Lucia Applicant
123 Main Street
Anytown, CA 12345
555-555-5555
lucia.applicant@email.com

September 1, 2018

Mel Lee 
Director
Acme Retailer
123 Business Rd. 
Business City, NY 54321

Dear Mr. Lee:

After contributing to the growth and success three different organizations in the past 10 years, I am seeking new challenges with a company in need of someone with exceptional planning, leadership, and management abilities.

As evidenced in the enclosed resume my experience encompasses project management, strategic planning, resource utilization, revenue growth, and cost reduction. My ability to analyze needs and create unique solutions designed to yield a profitable outcome has proven to be one of my greatest assets.

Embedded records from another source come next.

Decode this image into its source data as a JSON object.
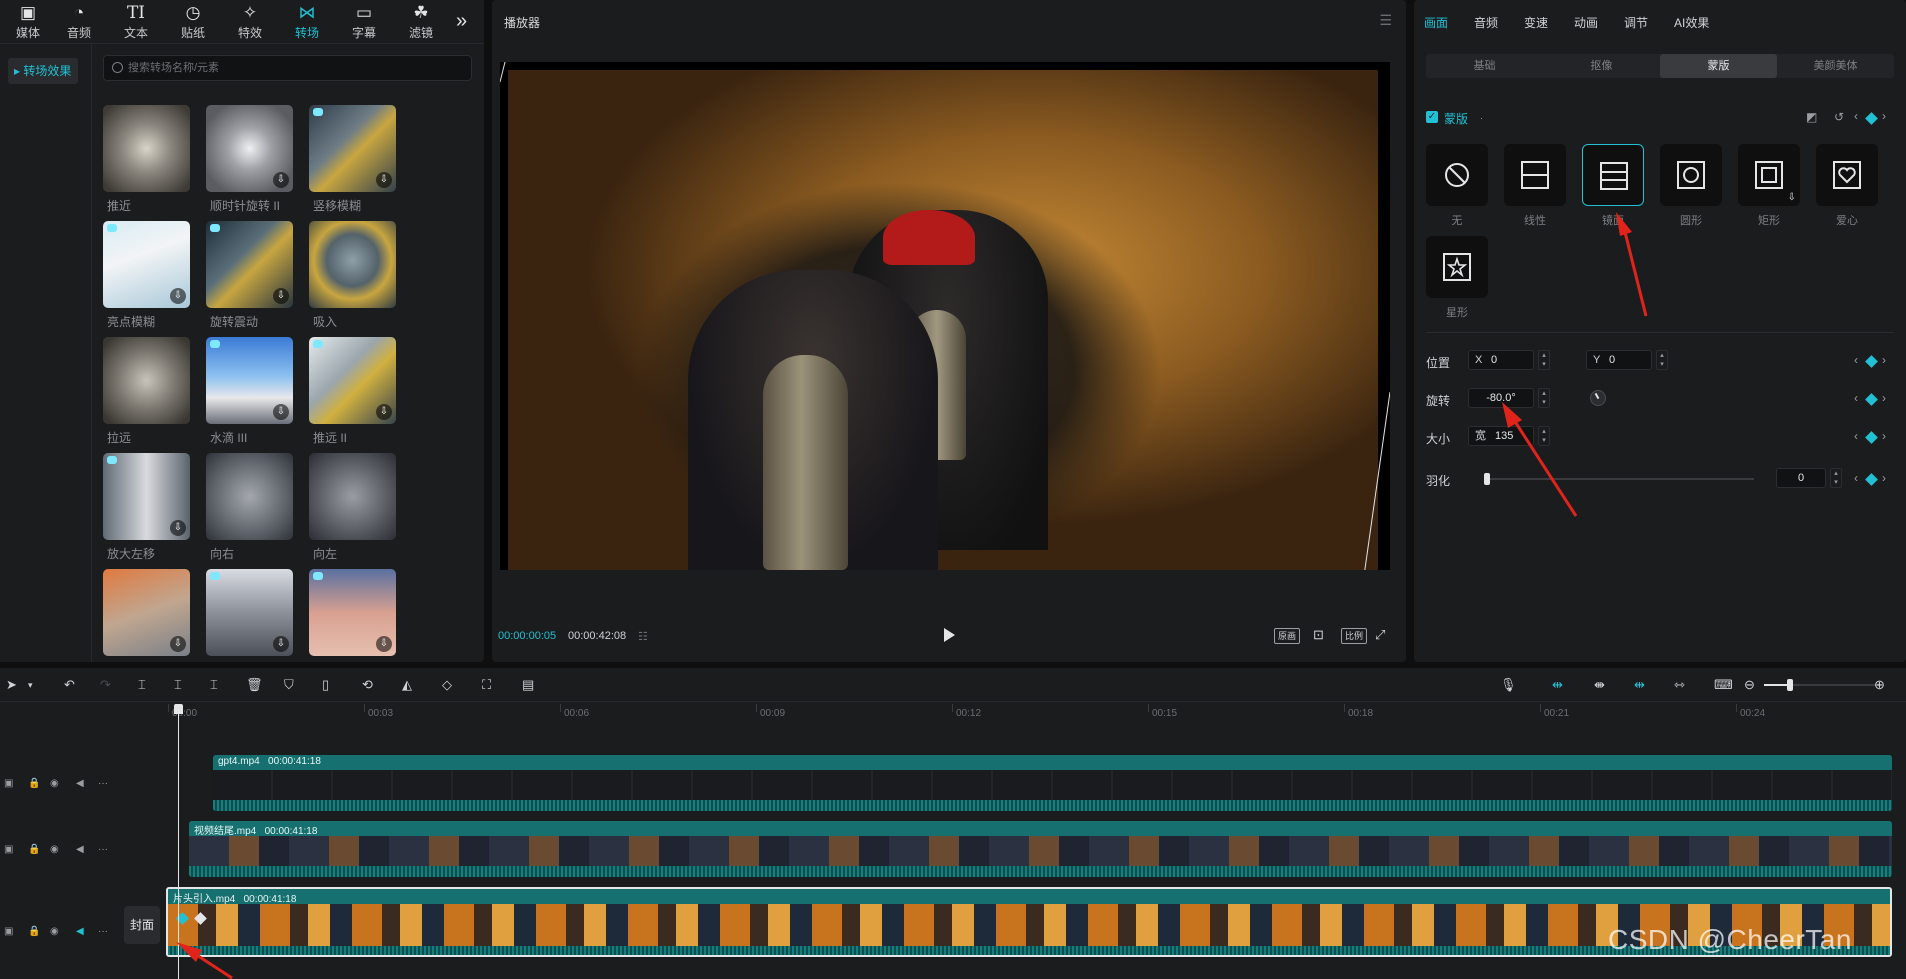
{
  "toolbar": {
    "items": [
      {
        "label": "媒体",
        "icon": "media-icon"
      },
      {
        "label": "音频",
        "icon": "audio-icon"
      },
      {
        "label": "文本",
        "icon": "text-icon"
      },
      {
        "label": "贴纸",
        "icon": "sticker-icon"
      },
      {
        "label": "特效",
        "icon": "effects-icon"
      },
      {
        "label": "转场",
        "icon": "transition-icon"
      },
      {
        "label": "字幕",
        "icon": "caption-icon"
      },
      {
        "label": "滤镜",
        "icon": "filter-icon"
      }
    ],
    "active_index": 5,
    "text_glyph": "TI"
  },
  "sidebar": {
    "category": "▸ 转场效果"
  },
  "search": {
    "placeholder": "搜索转场名称/元素"
  },
  "transitions": [
    {
      "label": "推近",
      "download": false
    },
    {
      "label": "顺时针旋转 II",
      "download": true
    },
    {
      "label": "竖移模糊",
      "download": true
    },
    {
      "label": "亮点模糊",
      "download": true
    },
    {
      "label": "旋转震动",
      "download": true
    },
    {
      "label": "吸入",
      "download": false
    },
    {
      "label": "拉远",
      "download": false
    },
    {
      "label": "水滴 III",
      "download": true
    },
    {
      "label": "推远 II",
      "download": true
    },
    {
      "label": "放大左移",
      "download": true
    },
    {
      "label": "向右",
      "download": false
    },
    {
      "label": "向左",
      "download": false
    },
    {
      "label": "",
      "download": true
    },
    {
      "label": "",
      "download": true
    },
    {
      "label": "",
      "download": true
    }
  ],
  "player": {
    "title": "播放器",
    "current_time": "00:00:00:05",
    "total_time": "00:00:42:08",
    "grid_glyph": "☷",
    "buttons": {
      "quality": "原画",
      "ratio": "比例"
    }
  },
  "props": {
    "tabs": [
      "画面",
      "音频",
      "变速",
      "动画",
      "调节",
      "AI效果"
    ],
    "active_tab": 0,
    "subtabs": [
      "基础",
      "抠像",
      "蒙版",
      "美颜美体"
    ],
    "active_subtab": 2,
    "mask": {
      "title": "蒙版",
      "shapes": [
        "无",
        "线性",
        "镜面",
        "圆形",
        "矩形",
        "爱心",
        "星形"
      ],
      "active_shape": 2
    },
    "position": {
      "label": "位置",
      "x_label": "X",
      "x": "0",
      "y_label": "Y",
      "y": "0"
    },
    "rotation": {
      "label": "旋转",
      "value": "-80.0°"
    },
    "size": {
      "label": "大小",
      "width_label": "宽",
      "width": "135"
    },
    "feather": {
      "label": "羽化",
      "value": "0"
    }
  },
  "timeline": {
    "ruler_labels": [
      "00:00",
      "00:03",
      "00:06",
      "00:09",
      "00:12",
      "00:15",
      "00:18",
      "00:21",
      "00:24"
    ],
    "tracks": [
      {
        "name": "gpt4.mp4",
        "duration": "00:00:41:18"
      },
      {
        "name": "视频结尾.mp4",
        "duration": "00:00:41:18"
      },
      {
        "name": "片头引入.mp4",
        "duration": "00:00:41:18"
      }
    ],
    "cover_label": "封面"
  },
  "watermark": "CSDN @CheerTan",
  "colors": {
    "accent": "#20c1d4",
    "panel": "#1b1c1e",
    "clip": "#0d5a5c",
    "arrow": "#e0241b"
  }
}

Credited with significantly impacting bottom-line profitability wherever I have worked, I excel at streamlining less-than-efficient procedures to boost productivity and sales. Proactive management of crucial external relationships allowed me to increase revenue by 17% in one year. I also negotiated exclusive relationships in a key market segment, expanding the company's share of that segment by 66%.

I know that my proven leadership skills, strong commitment to high ethical and professional standards, and flexibility in devising proactive responses to changing socioeconomic conditions would allow me to make a significant contribution to the [Company Name] team. I would welcome the chance to discuss my qualifications with you in greater detail. I know that you are busy, and have many applications to review. If you wish to schedule a meeting, please let me know. In the meantime, please know that I appreciate your time and consideration.

Sincerely,

Lucia Applicant

Sending an Email Cover Letter

If you send your cover letter via email, your goal will be the same – to show that your qualifications, achievements, and experience make you the best candidate for the management role. But, your delivery will be a little different, because real estate is at a premium in email communication. You need to get the hiring manager’s attention right off the bat and not let it go. Here’s how:

  • Use the subject line wisely. Your best bet is to list your name and job title in the subject line of the email message. This lessens the chances of your message getting caught in a spam filter and saves the hiring manager time – he or she will know what your message is about right away.
  • Keep it short and sweet. Three short paragraphs are plenty. More than that and you run the risk of losing their attention.
  • Skip the heading with your address and theirs, and instead include your contact information in your ​email signature. There’s no need to list the employer’s contact information.